Sir John Oglander (1585-1655)
John Oglander of Nunwell did not approve of Thomas Fleming's purchase of Quarr Abbey on the Isle of Wight in 1609. He thought Thomas was a parvenu; Thomas's father - 'the most miserable of men' - had 'sowlde small wares in Nuport'. Oglander wrote:
'That which once the Abbots fat
And sluggish monks did feed,
The drunken Flemings now doth scrape,
With gain thereof, to raise their seed.
escribed the descent of Quarr Abbey
: 'Richard Milles bowght it on ye dissolution ... Richard dyed, and left it to his son George, who maryed an heyre in ye north and lived woorshippfully; was a Justice of Peace, and kept a brave howse.
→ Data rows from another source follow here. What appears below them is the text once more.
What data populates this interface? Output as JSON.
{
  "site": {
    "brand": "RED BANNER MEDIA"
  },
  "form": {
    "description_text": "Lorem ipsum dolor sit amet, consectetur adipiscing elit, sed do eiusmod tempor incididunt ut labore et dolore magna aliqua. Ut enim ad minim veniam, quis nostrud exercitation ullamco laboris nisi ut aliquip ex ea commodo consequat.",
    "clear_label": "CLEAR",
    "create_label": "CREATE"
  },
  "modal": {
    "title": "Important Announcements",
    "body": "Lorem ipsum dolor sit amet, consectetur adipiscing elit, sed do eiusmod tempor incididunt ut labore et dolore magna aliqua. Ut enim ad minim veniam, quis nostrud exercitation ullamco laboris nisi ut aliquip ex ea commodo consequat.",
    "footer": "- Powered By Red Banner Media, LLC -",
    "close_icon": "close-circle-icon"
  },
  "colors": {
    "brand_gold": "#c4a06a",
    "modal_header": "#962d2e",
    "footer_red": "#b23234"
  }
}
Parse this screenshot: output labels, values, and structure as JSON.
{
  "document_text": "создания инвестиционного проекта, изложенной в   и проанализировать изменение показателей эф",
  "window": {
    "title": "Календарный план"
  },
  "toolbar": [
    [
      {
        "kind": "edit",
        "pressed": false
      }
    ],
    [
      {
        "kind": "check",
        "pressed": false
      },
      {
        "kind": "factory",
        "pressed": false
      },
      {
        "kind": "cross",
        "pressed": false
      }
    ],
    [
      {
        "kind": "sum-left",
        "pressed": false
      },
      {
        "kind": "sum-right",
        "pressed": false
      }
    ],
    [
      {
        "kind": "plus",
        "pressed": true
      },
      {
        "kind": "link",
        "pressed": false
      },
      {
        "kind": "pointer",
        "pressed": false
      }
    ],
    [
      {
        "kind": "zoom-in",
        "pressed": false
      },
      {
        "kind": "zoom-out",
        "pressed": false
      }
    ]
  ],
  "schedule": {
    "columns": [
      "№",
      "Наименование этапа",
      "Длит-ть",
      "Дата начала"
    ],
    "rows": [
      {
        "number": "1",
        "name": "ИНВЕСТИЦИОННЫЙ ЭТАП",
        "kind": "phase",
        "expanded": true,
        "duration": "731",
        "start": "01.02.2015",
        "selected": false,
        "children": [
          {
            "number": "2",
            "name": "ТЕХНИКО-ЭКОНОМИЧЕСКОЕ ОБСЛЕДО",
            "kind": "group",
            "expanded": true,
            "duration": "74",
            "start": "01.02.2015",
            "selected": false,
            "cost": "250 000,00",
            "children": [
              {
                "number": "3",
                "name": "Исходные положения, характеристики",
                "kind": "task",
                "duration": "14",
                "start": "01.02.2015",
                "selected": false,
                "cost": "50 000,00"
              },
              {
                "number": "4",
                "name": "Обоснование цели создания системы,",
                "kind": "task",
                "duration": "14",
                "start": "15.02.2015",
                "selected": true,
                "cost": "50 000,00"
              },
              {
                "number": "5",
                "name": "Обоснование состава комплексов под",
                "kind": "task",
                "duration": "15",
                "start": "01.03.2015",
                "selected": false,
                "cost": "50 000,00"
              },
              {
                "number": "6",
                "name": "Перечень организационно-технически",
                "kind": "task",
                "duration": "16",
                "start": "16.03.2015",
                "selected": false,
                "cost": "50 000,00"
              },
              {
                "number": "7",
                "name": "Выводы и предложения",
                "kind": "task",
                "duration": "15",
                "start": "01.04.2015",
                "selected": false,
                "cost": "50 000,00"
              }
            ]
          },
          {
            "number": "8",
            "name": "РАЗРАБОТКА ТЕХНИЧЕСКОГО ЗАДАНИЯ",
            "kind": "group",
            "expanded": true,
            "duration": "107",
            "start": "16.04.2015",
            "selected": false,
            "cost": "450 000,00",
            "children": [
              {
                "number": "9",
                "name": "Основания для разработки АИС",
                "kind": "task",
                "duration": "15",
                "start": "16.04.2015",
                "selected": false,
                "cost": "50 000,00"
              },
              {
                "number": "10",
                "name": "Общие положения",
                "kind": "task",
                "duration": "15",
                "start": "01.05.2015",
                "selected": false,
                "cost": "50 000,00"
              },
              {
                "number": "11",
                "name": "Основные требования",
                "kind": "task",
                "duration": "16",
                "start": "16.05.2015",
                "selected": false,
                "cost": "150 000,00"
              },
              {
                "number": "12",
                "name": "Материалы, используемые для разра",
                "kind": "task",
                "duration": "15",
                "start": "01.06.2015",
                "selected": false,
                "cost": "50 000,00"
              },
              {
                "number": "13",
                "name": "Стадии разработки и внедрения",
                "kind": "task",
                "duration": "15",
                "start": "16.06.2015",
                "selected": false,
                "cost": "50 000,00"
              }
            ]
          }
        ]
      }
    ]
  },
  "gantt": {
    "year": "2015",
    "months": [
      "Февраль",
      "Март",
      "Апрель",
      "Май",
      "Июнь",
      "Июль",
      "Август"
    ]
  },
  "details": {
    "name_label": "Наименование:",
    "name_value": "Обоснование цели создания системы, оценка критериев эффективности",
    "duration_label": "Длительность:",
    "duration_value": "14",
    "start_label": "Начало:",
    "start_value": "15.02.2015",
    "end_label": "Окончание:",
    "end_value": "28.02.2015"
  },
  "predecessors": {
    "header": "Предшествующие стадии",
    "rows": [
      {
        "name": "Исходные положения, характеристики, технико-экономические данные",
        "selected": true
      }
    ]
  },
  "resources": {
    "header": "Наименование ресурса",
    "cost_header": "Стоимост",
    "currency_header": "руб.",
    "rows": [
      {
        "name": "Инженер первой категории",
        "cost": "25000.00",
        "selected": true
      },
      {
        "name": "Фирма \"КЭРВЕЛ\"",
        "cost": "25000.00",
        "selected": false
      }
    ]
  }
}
He dyed without issue, and left it to his brother's son, Sir Richard Milles, who sowlde it (for nothinge) to Sir Thomas Fleminge, Lord Chyfe Justice of ye King's Bench, whose father was a merchant in Nuport ... So nowe you may see ye greate Abby of Quarr, founded by Baldwin Ryvors, nowe come to ye posteritie of a merchant of Nuport. O tempora, O mores. Such is the inconsistency of Fortune, which, by the tide of her servant Time, pulleth down great things and setteth up poor things. Now it is turned from monks to drunken Flemings after it had continued on the Lord Abbot's hands 390 years, relieved many poor and done much good by preaching the Gospel in many parts.'
But Oglander also suggested a long-standing link between the Fleming family and the Abbey. The Abbey's founder, Baldwin de Redvers 'brought owt of ye Lowe Countrye one John le ffleminge, a good Free Mason, whom he imployed abowt ye mason woorke for ye bwyldinge of Quarr. Ever since as poore men ye name hath continued le ffleminge, and now one derived from him hath honour of his awncestor's bwyldings; but little did Ryvors imagine this when he brought him owt of Germanie.'